[Data about app and page elements]
····················

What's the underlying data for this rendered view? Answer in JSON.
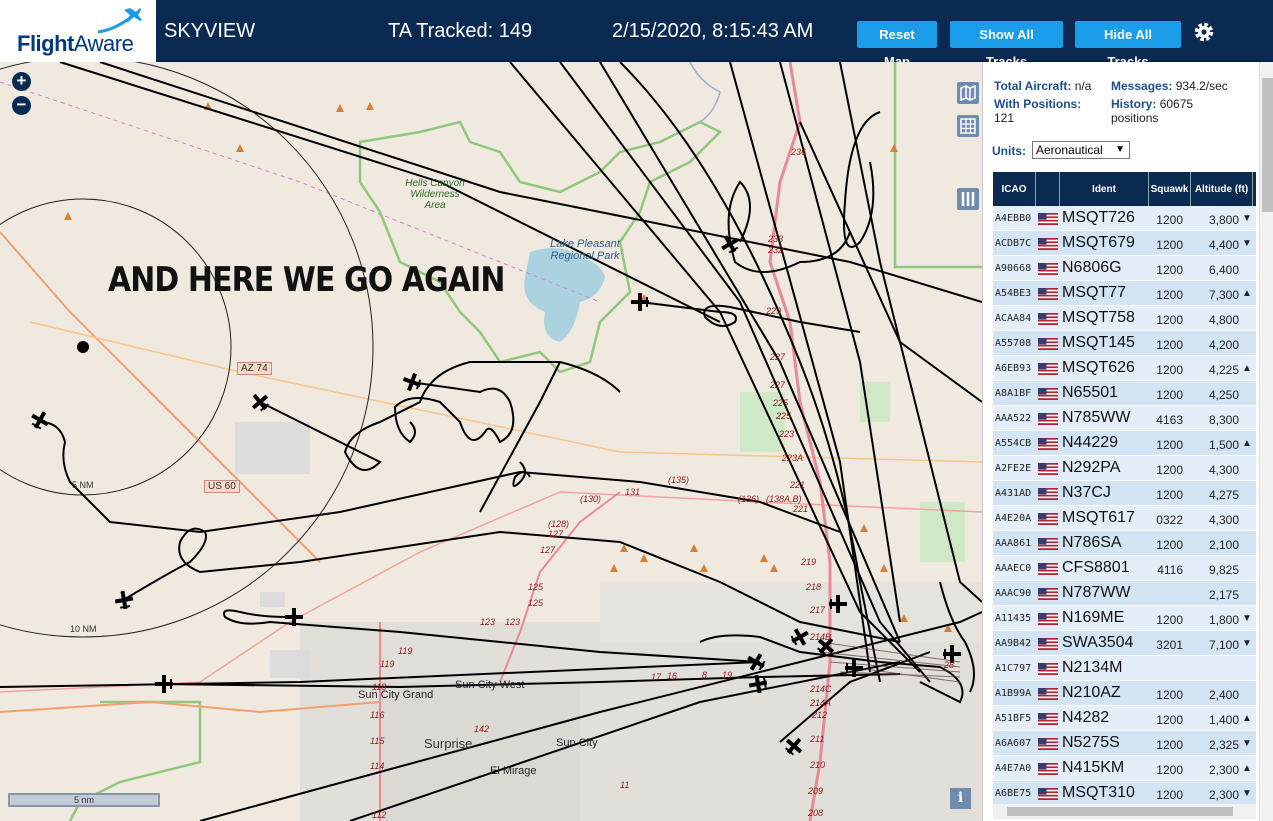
{
  "header": {
    "logo_bold": "Flight",
    "logo_rest": "Aware",
    "app_title": "SKYVIEW",
    "tracked": "TA Tracked: 149",
    "datetime": "2/15/2020, 8:15:43 AM",
    "buttons": {
      "reset": "Reset Map",
      "show_all": "Show All Tracks",
      "hide_all": "Hide All Tracks"
    }
  },
  "map": {
    "zoom_in": "+",
    "zoom_out": "−",
    "overlay_text": "AND HERE WE GO AGAIN",
    "scale_label": "5 nm",
    "info": "i",
    "range_rings": [
      "5 NM",
      "10 NM"
    ],
    "labels": {
      "hells_canyon": "Hells Canyon Wilderness Area",
      "lake_pleasant": "Lake Pleasant Regional Park",
      "az74": "AZ 74",
      "us60": "US 60",
      "sun_city_grand": "Sun City Grand",
      "sun_city_west": "Sun City West",
      "surprise": "Surprise",
      "sun_city": "Sun City",
      "el_mirage": "El Mirage"
    },
    "road_numbers": [
      "236",
      "233",
      "232",
      "229",
      "227",
      "227",
      "225",
      "225",
      "223",
      "223A",
      "221",
      "221",
      "219",
      "218",
      "217",
      "214B",
      "214C",
      "214A",
      "212",
      "211",
      "210",
      "209",
      "208",
      "(130)",
      "131",
      "(135)",
      "(136)",
      "(138A,B)",
      "(128)",
      "127",
      "127",
      "125",
      "125",
      "123",
      "123",
      "119",
      "119",
      "118",
      "116",
      "115",
      "114",
      "142",
      "17",
      "16",
      "8",
      "19",
      "28",
      "11",
      "112"
    ]
  },
  "panel": {
    "total_aircraft_label": "Total Aircraft:",
    "total_aircraft_value": "n/a",
    "messages_label": "Messages:",
    "messages_value": "934.2/sec",
    "with_positions_label": "With Positions:",
    "with_positions_value": "121",
    "history_label": "History:",
    "history_value": "60675 positions",
    "units_label": "Units:",
    "units_value": "Aeronautical",
    "columns": [
      "ICAO",
      "",
      "Ident",
      "Squawk",
      "Altitude (ft)"
    ],
    "rows": [
      {
        "icao": "A4EBB0",
        "ident": "MSQT726",
        "squawk": "1200",
        "alt": "3,800",
        "trend": "▼"
      },
      {
        "icao": "ACDB7C",
        "ident": "MSQT679",
        "squawk": "1200",
        "alt": "4,400",
        "trend": "▼"
      },
      {
        "icao": "A90668",
        "ident": "N6806G",
        "squawk": "1200",
        "alt": "6,400",
        "trend": ""
      },
      {
        "icao": "A54BE3",
        "ident": "MSQT77",
        "squawk": "1200",
        "alt": "7,300",
        "trend": "▲"
      },
      {
        "icao": "ACAA84",
        "ident": "MSQT758",
        "squawk": "1200",
        "alt": "4,800",
        "trend": ""
      },
      {
        "icao": "A55708",
        "ident": "MSQT145",
        "squawk": "1200",
        "alt": "4,200",
        "trend": ""
      },
      {
        "icao": "A6EB93",
        "ident": "MSQT626",
        "squawk": "1200",
        "alt": "4,225",
        "trend": "▲"
      },
      {
        "icao": "A8A1BF",
        "ident": "N65501",
        "squawk": "1200",
        "alt": "4,250",
        "trend": ""
      },
      {
        "icao": "AAA522",
        "ident": "N785WW",
        "squawk": "4163",
        "alt": "8,300",
        "trend": ""
      },
      {
        "icao": "A554CB",
        "ident": "N44229",
        "squawk": "1200",
        "alt": "1,500",
        "trend": "▲"
      },
      {
        "icao": "A2FE2E",
        "ident": "N292PA",
        "squawk": "1200",
        "alt": "4,300",
        "trend": ""
      },
      {
        "icao": "A431AD",
        "ident": "N37CJ",
        "squawk": "1200",
        "alt": "4,275",
        "trend": ""
      },
      {
        "icao": "A4E20A",
        "ident": "MSQT617",
        "squawk": "0322",
        "alt": "4,300",
        "trend": ""
      },
      {
        "icao": "AAA861",
        "ident": "N786SA",
        "squawk": "1200",
        "alt": "2,100",
        "trend": ""
      },
      {
        "icao": "AAAEC0",
        "ident": "CFS8801",
        "squawk": "4116",
        "alt": "9,825",
        "trend": ""
      },
      {
        "icao": "AAAC90",
        "ident": "N787WW",
        "squawk": "",
        "alt": "2,175",
        "trend": ""
      },
      {
        "icao": "A11435",
        "ident": "N169ME",
        "squawk": "1200",
        "alt": "1,800",
        "trend": "▼"
      },
      {
        "icao": "AA9B42",
        "ident": "SWA3504",
        "squawk": "3201",
        "alt": "7,100",
        "trend": "▼"
      },
      {
        "icao": "A1C797",
        "ident": "N2134M",
        "squawk": "",
        "alt": "",
        "trend": ""
      },
      {
        "icao": "A1B99A",
        "ident": "N210AZ",
        "squawk": "1200",
        "alt": "2,400",
        "trend": ""
      },
      {
        "icao": "A51BF5",
        "ident": "N4282",
        "squawk": "1200",
        "alt": "1,400",
        "trend": "▲"
      },
      {
        "icao": "A6A607",
        "ident": "N5275S",
        "squawk": "1200",
        "alt": "2,325",
        "trend": "▼"
      },
      {
        "icao": "A4E7A0",
        "ident": "N415KM",
        "squawk": "1200",
        "alt": "2,300",
        "trend": "▲"
      },
      {
        "icao": "A6BE75",
        "ident": "MSQT310",
        "squawk": "1200",
        "alt": "2,300",
        "trend": "▼"
      }
    ]
  },
  "colors": {
    "header_bg": "#0a2a52",
    "button": "#1a9ce8",
    "row_odd": "#e4eef8",
    "row_even": "#d3e4f4",
    "map_bg": "#efe9e0"
  },
  "icons": [
    "airplane-logo-icon",
    "gear-icon",
    "map-layers-icon",
    "grid-icon",
    "columns-icon",
    "us-flag-icon",
    "info-icon",
    "aircraft-icon"
  ]
}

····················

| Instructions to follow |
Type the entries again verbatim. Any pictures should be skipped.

| Your response |
What's the underlying data for this rendered view? Answer in JSON.
{
  "header": {
    "logo_bold": "Flight",
    "logo_rest": "Aware",
    "app_title": "SKYVIEW",
    "tracked": "TA Tracked: 149",
    "datetime": "2/15/2020, 8:15:43 AM",
    "buttons": {
      "reset": "Reset Map",
      "show_all": "Show All Tracks",
      "hide_all": "Hide All Tracks"
    }
  },
  "map": {
    "zoom_in": "+",
    "zoom_out": "−",
    "overlay_text": "AND HERE WE GO AGAIN",
    "scale_label": "5 nm",
    "info": "i",
    "range_rings": [
      "5 NM",
      "10 NM"
    ],
    "labels": {
      "hells_canyon": "Hells Canyon Wilderness Area",
      "lake_pleasant": "Lake Pleasant Regional Park",
      "az74": "AZ 74",
      "us60": "US 60",
      "sun_city_grand": "Sun City Grand",
      "sun_city_west": "Sun City West",
      "surprise": "Surprise",
      "sun_city": "Sun City",
      "el_mirage": "El Mirage"
    },
    "road_numbers": [
      "236",
      "233",
      "232",
      "229",
      "227",
      "227",
      "225",
      "225",
      "223",
      "223A",
      "221",
      "221",
      "219",
      "218",
      "217",
      "214B",
      "214C",
      "214A",
      "212",
      "211",
      "210",
      "209",
      "208",
      "(130)",
      "131",
      "(135)",
      "(136)",
      "(138A,B)",
      "(128)",
      "127",
      "127",
      "125",
      "125",
      "123",
      "123",
      "119",
      "119",
      "118",
      "116",
      "115",
      "114",
      "142",
      "17",
      "16",
      "8",
      "19",
      "28",
      "11",
      "112"
    ]
  },
  "panel": {
    "total_aircraft_label": "Total Aircraft:",
    "total_aircraft_value": "n/a",
    "messages_label": "Messages:",
    "messages_value": "934.2/sec",
    "with_positions_label": "With Positions:",
    "with_positions_value": "121",
    "history_label": "History:",
    "history_value": "60675 positions",
    "units_label": "Units:",
    "units_value": "Aeronautical",
    "columns": [
      "ICAO",
      "",
      "Ident",
      "Squawk",
      "Altitude (ft)"
    ],
    "rows": [
      {
        "icao": "A4EBB0",
        "ident": "MSQT726",
        "squawk": "1200",
        "alt": "3,800",
        "trend": "▼"
      },
      {
        "icao": "ACDB7C",
        "ident": "MSQT679",
        "squawk": "1200",
        "alt": "4,400",
        "trend": "▼"
      },
      {
        "icao": "A90668",
        "ident": "N6806G",
        "squawk": "1200",
        "alt": "6,400",
        "trend": ""
      },
      {
        "icao": "A54BE3",
        "ident": "MSQT77",
        "squawk": "1200",
        "alt": "7,300",
        "trend": "▲"
      },
      {
        "icao": "ACAA84",
        "ident": "MSQT758",
        "squawk": "1200",
        "alt": "4,800",
        "trend": ""
      },
      {
        "icao": "A55708",
        "ident": "MSQT145",
        "squawk": "1200",
        "alt": "4,200",
        "trend": ""
      },
      {
        "icao": "A6EB93",
        "ident": "MSQT626",
        "squawk": "1200",
        "alt": "4,225",
        "trend": "▲"
      },
      {
        "icao": "A8A1BF",
        "ident": "N65501",
        "squawk": "1200",
        "alt": "4,250",
        "trend": ""
      },
      {
        "icao": "AAA522",
        "ident": "N785WW",
        "squawk": "4163",
        "alt": "8,300",
        "trend": ""
      },
      {
        "icao": "A554CB",
        "ident": "N44229",
        "squawk": "1200",
        "alt": "1,500",
        "trend": "▲"
      },
      {
        "icao": "A2FE2E",
        "ident": "N292PA",
        "squawk": "1200",
        "alt": "4,300",
        "trend": ""
      },
      {
        "icao": "A431AD",
        "ident": "N37CJ",
        "squawk": "1200",
        "alt": "4,275",
        "trend": ""
      },
      {
        "icao": "A4E20A",
        "ident": "MSQT617",
        "squawk": "0322",
        "alt": "4,300",
        "trend": ""
      },
      {
        "icao": "AAA861",
        "ident": "N786SA",
        "squawk": "1200",
        "alt": "2,100",
        "trend": ""
      },
      {
        "icao": "AAAEC0",
        "ident": "CFS8801",
        "squawk": "4116",
        "alt": "9,825",
        "trend": ""
      },
      {
        "icao": "AAAC90",
        "ident": "N787WW",
        "squawk": "",
        "alt": "2,175",
        "trend": ""
      },
      {
        "icao": "A11435",
        "ident": "N169ME",
        "squawk": "1200",
        "alt": "1,800",
        "trend": "▼"
      },
      {
        "icao": "AA9B42",
        "ident": "SWA3504",
        "squawk": "3201",
        "alt": "7,100",
        "trend": "▼"
      },
      {
        "icao": "A1C797",
        "ident": "N2134M",
        "squawk": "",
        "alt": "",
        "trend": ""
      },
      {
        "icao": "A1B99A",
        "ident": "N210AZ",
        "squawk": "1200",
        "alt": "2,400",
        "trend": ""
      },
      {
        "icao": "A51BF5",
        "ident": "N4282",
        "squawk": "1200",
        "alt": "1,400",
        "trend": "▲"
      },
      {
        "icao": "A6A607",
        "ident": "N5275S",
        "squawk": "1200",
        "alt": "2,325",
        "trend": "▼"
      },
      {
        "icao": "A4E7A0",
        "ident": "N415KM",
        "squawk": "1200",
        "alt": "2,300",
        "trend": "▲"
      },
      {
        "icao": "A6BE75",
        "ident": "MSQT310",
        "squawk": "1200",
        "alt": "2,300",
        "trend": "▼"
      }
    ]
  },
  "colors": {
    "header_bg": "#0a2a52",
    "button": "#1a9ce8",
    "row_odd": "#e4eef8",
    "row_even": "#d3e4f4",
    "map_bg": "#efe9e0"
  },
  "icons": [
    "airplane-logo-icon",
    "gear-icon",
    "map-layers-icon",
    "grid-icon",
    "columns-icon",
    "us-flag-icon",
    "info-icon",
    "aircraft-icon"
  ]
}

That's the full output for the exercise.